▶ Exercise instructions: Select and reproduce each line of the listing below that bears the string "可以点击".

▶ Provided records:
⟨

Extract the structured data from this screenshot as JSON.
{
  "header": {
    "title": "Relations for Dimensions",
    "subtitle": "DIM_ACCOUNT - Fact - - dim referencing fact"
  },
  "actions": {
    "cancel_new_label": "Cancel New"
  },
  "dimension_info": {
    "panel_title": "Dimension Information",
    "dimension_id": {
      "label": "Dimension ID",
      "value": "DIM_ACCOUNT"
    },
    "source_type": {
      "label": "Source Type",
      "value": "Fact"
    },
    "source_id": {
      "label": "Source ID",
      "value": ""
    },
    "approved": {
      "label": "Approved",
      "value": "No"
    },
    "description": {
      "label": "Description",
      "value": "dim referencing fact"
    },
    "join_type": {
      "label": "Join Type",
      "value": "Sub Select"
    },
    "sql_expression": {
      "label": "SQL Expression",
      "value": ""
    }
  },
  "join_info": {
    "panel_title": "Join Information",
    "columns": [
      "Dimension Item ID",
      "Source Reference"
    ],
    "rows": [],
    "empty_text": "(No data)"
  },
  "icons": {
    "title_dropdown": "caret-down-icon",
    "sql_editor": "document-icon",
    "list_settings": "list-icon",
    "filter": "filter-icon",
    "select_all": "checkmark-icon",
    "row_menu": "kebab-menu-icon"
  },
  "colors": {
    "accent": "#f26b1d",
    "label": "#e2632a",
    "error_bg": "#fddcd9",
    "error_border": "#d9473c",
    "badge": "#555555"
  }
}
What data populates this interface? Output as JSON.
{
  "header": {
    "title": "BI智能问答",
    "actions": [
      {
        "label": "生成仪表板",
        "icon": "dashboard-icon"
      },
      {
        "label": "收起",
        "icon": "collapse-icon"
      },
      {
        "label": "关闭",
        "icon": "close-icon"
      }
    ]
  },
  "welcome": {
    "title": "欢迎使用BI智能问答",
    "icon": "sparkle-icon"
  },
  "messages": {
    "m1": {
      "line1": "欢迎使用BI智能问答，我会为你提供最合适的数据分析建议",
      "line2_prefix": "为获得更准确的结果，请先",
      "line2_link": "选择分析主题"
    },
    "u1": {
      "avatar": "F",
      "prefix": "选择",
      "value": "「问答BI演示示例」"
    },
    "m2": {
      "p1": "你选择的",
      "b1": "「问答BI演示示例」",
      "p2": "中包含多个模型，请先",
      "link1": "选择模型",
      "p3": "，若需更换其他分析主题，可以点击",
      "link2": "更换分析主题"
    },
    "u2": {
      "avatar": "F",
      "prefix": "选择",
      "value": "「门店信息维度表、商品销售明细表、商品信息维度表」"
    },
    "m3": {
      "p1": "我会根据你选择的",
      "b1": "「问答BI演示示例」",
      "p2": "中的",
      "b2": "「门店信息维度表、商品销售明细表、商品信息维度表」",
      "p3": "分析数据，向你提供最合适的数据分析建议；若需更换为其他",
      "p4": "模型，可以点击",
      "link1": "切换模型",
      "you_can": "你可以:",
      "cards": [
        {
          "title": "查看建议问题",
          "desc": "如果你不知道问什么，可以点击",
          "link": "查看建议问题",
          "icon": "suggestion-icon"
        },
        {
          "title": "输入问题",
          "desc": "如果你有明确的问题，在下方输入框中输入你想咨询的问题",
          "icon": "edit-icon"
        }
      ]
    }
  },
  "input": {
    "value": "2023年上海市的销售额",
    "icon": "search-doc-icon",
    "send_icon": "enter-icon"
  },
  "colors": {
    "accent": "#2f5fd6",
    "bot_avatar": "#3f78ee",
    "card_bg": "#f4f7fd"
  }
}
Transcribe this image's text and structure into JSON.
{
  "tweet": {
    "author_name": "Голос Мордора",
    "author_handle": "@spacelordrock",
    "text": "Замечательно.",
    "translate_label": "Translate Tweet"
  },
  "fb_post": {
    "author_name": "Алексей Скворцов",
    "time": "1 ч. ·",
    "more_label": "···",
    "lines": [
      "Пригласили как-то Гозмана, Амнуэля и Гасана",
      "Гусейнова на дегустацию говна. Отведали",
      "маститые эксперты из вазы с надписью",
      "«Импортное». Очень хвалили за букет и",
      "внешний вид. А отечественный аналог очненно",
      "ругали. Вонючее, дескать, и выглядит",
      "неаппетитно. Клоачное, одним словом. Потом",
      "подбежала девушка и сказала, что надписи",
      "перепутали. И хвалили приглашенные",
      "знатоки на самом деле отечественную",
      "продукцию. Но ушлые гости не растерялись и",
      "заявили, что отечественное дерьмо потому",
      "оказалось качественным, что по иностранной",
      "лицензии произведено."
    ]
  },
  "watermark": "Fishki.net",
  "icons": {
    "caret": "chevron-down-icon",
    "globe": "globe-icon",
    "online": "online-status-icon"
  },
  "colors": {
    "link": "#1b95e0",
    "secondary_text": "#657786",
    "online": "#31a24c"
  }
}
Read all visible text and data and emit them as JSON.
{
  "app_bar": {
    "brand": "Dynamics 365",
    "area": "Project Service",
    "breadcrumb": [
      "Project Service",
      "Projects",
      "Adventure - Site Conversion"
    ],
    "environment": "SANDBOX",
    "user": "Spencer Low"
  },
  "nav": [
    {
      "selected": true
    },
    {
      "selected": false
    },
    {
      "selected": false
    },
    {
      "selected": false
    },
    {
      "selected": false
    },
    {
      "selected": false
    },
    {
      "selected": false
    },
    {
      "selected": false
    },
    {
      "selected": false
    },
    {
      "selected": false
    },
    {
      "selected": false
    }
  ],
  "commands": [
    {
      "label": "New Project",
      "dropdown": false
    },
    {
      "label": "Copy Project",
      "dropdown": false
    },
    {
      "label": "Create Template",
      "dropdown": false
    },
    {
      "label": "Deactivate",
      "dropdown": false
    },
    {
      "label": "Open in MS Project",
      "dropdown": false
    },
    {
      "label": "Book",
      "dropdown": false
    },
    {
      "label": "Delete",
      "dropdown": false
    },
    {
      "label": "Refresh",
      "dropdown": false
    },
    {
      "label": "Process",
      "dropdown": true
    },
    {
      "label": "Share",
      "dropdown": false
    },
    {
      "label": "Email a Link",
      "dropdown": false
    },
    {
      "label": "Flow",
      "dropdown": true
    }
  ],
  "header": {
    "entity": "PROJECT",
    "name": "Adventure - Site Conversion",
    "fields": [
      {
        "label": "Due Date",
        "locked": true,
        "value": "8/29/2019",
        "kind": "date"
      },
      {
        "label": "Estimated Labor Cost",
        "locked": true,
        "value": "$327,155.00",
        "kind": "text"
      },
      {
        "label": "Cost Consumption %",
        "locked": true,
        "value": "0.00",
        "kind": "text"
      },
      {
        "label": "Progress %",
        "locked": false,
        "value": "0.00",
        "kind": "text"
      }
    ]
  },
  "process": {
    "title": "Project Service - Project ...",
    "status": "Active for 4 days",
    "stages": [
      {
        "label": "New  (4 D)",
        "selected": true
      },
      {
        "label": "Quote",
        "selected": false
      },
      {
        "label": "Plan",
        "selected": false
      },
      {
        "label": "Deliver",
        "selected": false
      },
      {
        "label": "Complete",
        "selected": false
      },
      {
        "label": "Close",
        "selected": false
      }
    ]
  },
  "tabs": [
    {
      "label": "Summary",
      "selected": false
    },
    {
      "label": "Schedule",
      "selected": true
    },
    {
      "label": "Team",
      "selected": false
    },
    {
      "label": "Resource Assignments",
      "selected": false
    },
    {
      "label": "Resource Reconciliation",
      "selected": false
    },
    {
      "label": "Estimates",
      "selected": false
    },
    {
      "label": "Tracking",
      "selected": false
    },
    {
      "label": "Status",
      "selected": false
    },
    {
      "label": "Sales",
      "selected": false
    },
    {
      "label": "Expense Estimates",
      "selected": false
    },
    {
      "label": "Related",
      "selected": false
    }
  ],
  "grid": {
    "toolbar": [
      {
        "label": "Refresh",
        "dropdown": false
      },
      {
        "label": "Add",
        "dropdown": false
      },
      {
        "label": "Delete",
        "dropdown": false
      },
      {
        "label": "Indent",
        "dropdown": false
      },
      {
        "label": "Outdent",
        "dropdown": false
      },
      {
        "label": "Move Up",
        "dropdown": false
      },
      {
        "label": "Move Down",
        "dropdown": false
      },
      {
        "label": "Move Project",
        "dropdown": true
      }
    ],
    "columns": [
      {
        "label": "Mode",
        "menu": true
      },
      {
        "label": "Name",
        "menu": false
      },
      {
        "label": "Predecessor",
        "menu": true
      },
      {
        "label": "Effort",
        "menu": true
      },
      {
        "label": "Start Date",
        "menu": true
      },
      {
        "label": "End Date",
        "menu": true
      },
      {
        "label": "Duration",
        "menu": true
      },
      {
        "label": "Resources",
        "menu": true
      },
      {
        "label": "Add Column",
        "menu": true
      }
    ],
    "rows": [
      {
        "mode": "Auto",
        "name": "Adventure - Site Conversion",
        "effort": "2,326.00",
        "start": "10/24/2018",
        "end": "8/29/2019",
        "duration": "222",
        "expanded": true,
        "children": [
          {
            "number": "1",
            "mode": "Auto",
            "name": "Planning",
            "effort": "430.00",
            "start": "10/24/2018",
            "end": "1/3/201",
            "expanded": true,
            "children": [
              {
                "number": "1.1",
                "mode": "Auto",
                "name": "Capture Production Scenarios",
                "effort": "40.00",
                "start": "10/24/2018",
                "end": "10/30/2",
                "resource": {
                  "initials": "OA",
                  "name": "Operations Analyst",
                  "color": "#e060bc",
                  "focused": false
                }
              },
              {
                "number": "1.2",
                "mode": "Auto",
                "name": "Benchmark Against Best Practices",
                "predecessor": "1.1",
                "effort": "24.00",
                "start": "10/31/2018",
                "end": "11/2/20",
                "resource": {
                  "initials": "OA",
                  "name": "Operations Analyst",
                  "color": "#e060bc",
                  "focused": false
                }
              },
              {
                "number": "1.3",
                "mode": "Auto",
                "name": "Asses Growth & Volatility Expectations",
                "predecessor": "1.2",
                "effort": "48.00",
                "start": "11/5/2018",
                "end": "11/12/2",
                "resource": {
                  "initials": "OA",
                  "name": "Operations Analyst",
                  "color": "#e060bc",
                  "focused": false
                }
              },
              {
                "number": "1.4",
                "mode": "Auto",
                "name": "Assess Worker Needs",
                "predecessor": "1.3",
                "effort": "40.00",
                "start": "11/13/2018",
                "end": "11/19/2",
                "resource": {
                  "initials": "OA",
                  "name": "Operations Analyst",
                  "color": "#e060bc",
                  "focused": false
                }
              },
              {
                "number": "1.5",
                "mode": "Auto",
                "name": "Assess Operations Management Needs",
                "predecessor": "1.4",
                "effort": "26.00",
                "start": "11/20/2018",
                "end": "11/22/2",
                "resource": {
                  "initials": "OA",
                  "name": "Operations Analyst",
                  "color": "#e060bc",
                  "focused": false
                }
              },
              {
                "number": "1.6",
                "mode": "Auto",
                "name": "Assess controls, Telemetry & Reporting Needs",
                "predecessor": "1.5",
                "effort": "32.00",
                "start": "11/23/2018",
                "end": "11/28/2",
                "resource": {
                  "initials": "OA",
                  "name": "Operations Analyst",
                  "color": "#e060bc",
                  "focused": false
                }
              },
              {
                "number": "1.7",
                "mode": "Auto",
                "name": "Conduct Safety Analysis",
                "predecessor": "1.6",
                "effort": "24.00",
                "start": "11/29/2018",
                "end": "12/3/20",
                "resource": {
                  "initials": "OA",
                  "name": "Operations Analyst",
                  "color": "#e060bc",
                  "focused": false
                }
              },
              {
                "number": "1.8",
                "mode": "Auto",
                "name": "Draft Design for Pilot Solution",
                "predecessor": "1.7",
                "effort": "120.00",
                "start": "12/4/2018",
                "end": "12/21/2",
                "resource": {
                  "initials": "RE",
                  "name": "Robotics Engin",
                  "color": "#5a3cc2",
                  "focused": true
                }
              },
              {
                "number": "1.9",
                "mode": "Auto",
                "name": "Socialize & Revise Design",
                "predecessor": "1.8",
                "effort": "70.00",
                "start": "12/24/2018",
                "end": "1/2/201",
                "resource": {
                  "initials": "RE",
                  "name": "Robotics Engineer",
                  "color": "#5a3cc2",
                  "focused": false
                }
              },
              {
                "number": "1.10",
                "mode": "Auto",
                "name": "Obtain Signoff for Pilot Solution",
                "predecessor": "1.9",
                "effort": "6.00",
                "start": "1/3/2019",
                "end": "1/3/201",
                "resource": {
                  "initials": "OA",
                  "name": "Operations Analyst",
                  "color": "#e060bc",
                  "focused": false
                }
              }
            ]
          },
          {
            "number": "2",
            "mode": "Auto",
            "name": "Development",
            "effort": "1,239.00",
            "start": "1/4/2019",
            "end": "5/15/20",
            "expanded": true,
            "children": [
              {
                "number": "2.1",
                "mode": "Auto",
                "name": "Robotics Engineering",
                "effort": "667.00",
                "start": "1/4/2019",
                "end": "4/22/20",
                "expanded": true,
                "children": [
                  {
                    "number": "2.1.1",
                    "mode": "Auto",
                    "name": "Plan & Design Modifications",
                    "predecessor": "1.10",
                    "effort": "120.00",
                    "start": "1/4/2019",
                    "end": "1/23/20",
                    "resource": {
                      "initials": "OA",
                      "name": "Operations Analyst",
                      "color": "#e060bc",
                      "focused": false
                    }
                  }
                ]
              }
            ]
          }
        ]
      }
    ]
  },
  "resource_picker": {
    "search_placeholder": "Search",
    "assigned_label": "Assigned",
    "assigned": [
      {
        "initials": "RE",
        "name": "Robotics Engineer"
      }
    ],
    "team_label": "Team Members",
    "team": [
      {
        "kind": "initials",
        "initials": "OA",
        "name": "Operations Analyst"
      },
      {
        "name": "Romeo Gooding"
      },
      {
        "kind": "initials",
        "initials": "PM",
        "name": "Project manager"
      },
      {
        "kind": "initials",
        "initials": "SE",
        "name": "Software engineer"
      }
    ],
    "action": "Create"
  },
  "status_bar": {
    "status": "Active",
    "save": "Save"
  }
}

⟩

▶ Written reply:
      "p3": "，若需更换其他分析主题，可以点击",
      "p4": "模型，可以点击",
          "desc": "如果你不知道问什么，可以点击",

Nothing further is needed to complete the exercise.